── Data for the task

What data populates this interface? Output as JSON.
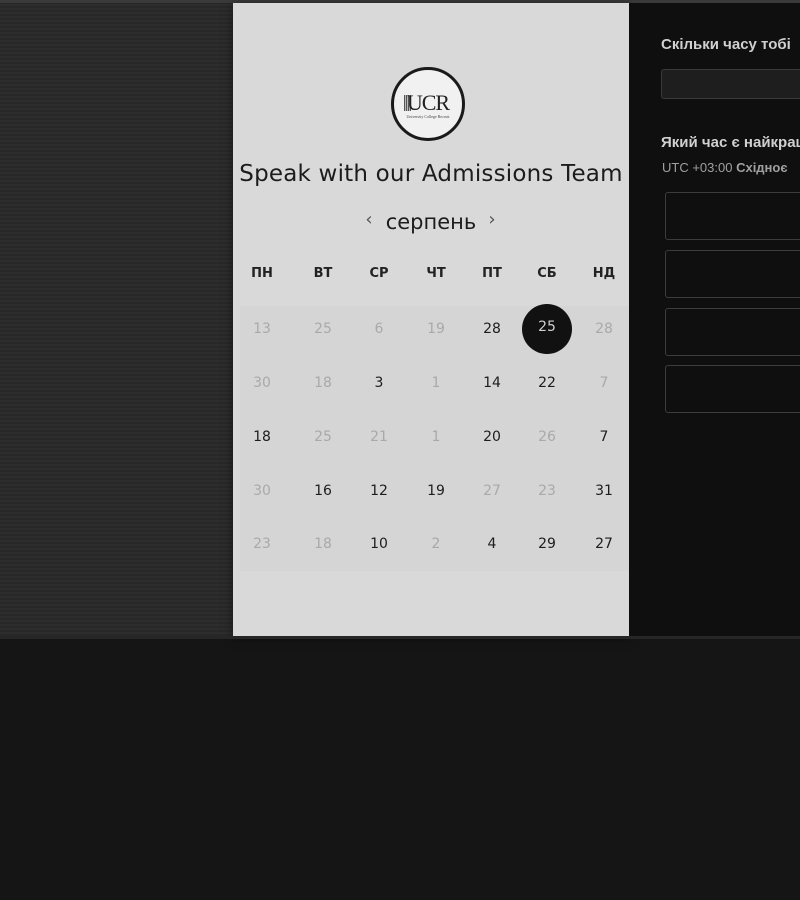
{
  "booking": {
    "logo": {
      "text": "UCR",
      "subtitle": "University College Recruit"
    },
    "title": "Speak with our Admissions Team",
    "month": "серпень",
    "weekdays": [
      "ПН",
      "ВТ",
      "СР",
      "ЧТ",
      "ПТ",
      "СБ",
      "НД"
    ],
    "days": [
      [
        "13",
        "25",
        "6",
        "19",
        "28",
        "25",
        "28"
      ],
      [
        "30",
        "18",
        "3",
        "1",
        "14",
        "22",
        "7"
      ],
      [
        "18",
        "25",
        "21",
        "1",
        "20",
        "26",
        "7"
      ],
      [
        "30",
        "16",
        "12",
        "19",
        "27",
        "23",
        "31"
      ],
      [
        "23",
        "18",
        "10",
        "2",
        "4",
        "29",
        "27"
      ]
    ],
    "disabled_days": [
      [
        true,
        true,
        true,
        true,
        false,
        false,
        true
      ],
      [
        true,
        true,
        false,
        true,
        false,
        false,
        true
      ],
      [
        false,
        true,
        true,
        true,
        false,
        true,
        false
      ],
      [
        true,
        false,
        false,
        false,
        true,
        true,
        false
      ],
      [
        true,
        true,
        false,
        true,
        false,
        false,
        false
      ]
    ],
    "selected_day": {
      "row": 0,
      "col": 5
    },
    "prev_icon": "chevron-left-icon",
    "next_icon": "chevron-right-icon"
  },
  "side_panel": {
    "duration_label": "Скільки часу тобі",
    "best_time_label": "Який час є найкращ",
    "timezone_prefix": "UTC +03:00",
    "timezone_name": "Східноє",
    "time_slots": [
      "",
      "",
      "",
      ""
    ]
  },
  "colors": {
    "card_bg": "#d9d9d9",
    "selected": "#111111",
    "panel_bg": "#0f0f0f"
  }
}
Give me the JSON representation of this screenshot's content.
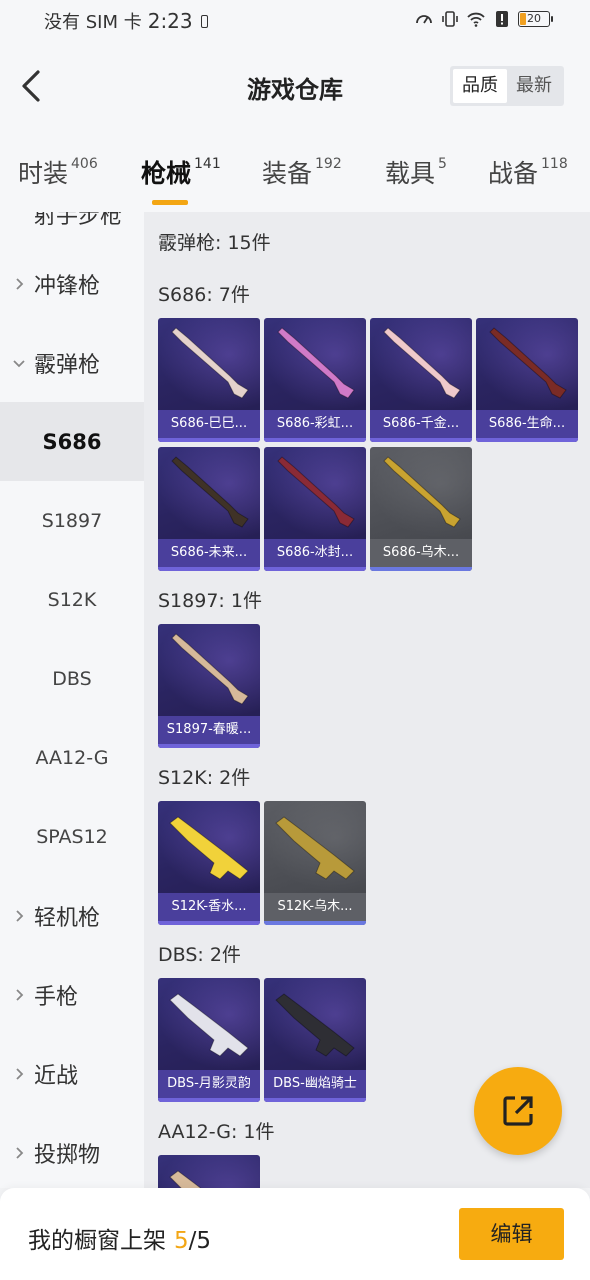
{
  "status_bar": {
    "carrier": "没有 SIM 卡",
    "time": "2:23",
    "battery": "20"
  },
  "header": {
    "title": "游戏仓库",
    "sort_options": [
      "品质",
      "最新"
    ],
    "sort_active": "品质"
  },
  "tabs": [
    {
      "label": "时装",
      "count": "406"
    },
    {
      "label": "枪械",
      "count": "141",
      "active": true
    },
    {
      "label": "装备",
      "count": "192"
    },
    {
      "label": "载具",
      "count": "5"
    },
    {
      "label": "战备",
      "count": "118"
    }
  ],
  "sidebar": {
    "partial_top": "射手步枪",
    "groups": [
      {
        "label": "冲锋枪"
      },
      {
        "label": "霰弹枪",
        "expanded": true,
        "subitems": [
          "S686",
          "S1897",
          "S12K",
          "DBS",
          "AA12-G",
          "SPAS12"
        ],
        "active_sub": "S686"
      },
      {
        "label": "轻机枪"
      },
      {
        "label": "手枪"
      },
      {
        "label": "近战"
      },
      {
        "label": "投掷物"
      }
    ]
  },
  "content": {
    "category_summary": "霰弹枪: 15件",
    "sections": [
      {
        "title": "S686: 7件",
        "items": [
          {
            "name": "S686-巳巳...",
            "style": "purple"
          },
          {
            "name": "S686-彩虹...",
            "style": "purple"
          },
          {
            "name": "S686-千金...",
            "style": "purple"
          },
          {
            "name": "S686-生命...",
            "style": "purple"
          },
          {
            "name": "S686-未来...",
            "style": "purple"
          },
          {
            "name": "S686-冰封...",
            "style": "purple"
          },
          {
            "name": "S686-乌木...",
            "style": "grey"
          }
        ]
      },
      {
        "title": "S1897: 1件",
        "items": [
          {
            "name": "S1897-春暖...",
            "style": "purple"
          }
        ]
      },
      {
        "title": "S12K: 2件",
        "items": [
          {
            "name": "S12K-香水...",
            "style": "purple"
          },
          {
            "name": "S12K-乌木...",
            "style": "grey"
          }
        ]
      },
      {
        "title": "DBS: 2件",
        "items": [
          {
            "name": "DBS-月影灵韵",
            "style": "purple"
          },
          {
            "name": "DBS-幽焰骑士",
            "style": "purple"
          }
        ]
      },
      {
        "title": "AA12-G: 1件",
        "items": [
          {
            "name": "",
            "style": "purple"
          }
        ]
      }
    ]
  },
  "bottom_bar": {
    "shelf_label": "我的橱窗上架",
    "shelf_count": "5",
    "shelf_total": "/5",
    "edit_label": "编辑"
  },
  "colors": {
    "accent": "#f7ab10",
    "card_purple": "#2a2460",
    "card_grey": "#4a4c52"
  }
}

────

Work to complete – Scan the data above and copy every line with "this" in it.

Solution to the exercise –
What data populates this interface? Output as JSON.
Give me the JSON representation of this screenshot's content.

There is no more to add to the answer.